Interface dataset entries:
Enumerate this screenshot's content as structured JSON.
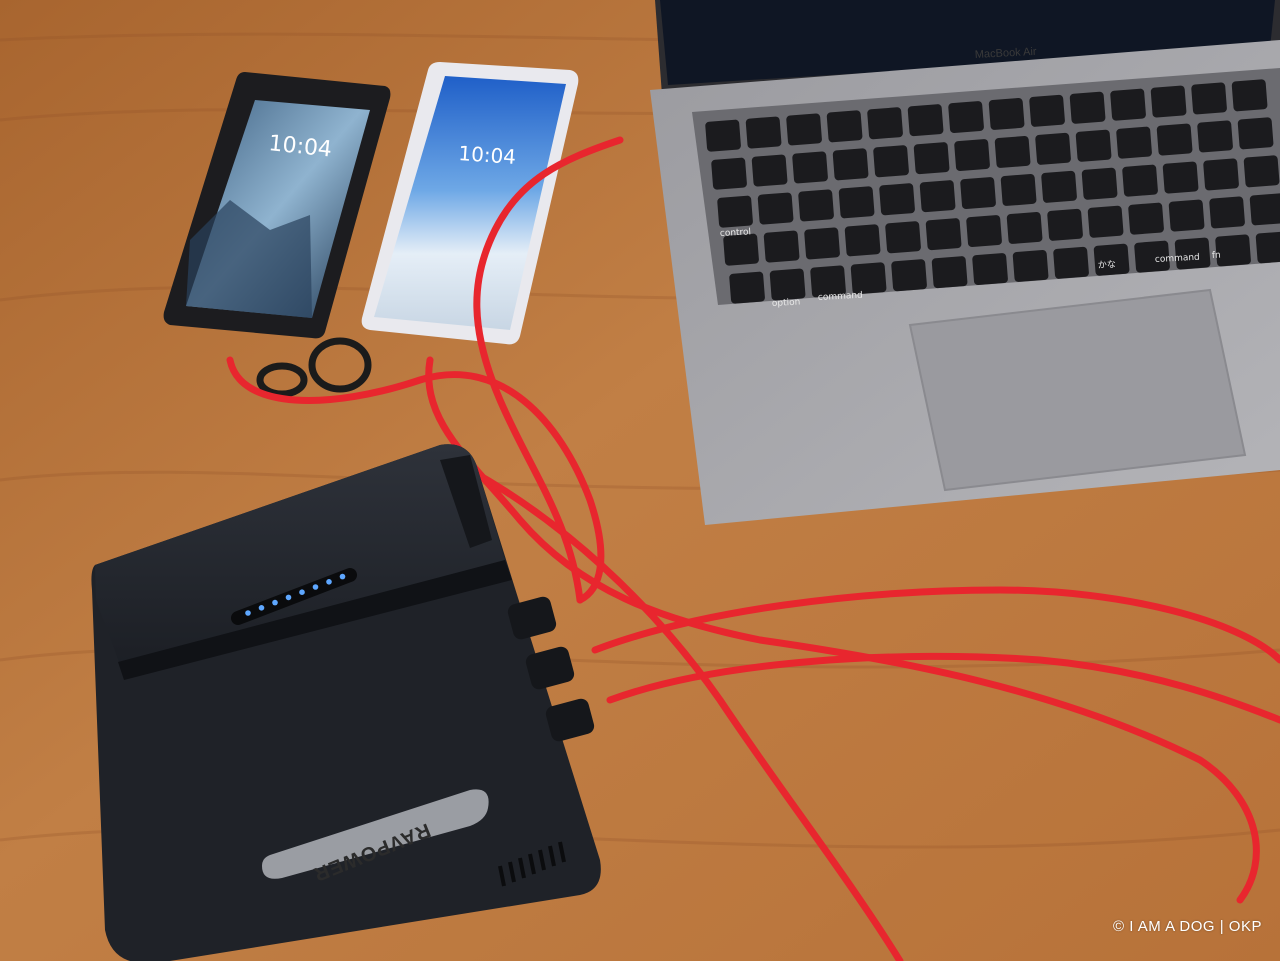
{
  "phone_left": {
    "time": "10:04"
  },
  "phone_right": {
    "time": "10:04"
  },
  "laptop": {
    "model_label": "MacBook Air",
    "key_labels": [
      "control",
      "option",
      "command",
      "command",
      "fn",
      "かな"
    ]
  },
  "power_bank": {
    "brand": "RAVPOWER",
    "indicator_leds": 8
  },
  "watermark": "© I AM A DOG | OKP",
  "colors": {
    "table_wood": "#b9773f",
    "cable_red": "#e8262e",
    "laptop_silver": "#a7a7ab",
    "power_bank_black": "#1f2228",
    "led_blue": "#5ea7ff"
  }
}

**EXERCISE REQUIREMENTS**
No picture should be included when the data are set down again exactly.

**EXERCISE OUTPUT**
Enumerate this screenshot's content as structured JSON.
{
  "phone_left": {
    "time": "10:04"
  },
  "phone_right": {
    "time": "10:04"
  },
  "laptop": {
    "model_label": "MacBook Air",
    "key_labels": [
      "control",
      "option",
      "command",
      "command",
      "fn",
      "かな"
    ]
  },
  "power_bank": {
    "brand": "RAVPOWER",
    "indicator_leds": 8
  },
  "watermark": "© I AM A DOG | OKP",
  "colors": {
    "table_wood": "#b9773f",
    "cable_red": "#e8262e",
    "laptop_silver": "#a7a7ab",
    "power_bank_black": "#1f2228",
    "led_blue": "#5ea7ff"
  }
}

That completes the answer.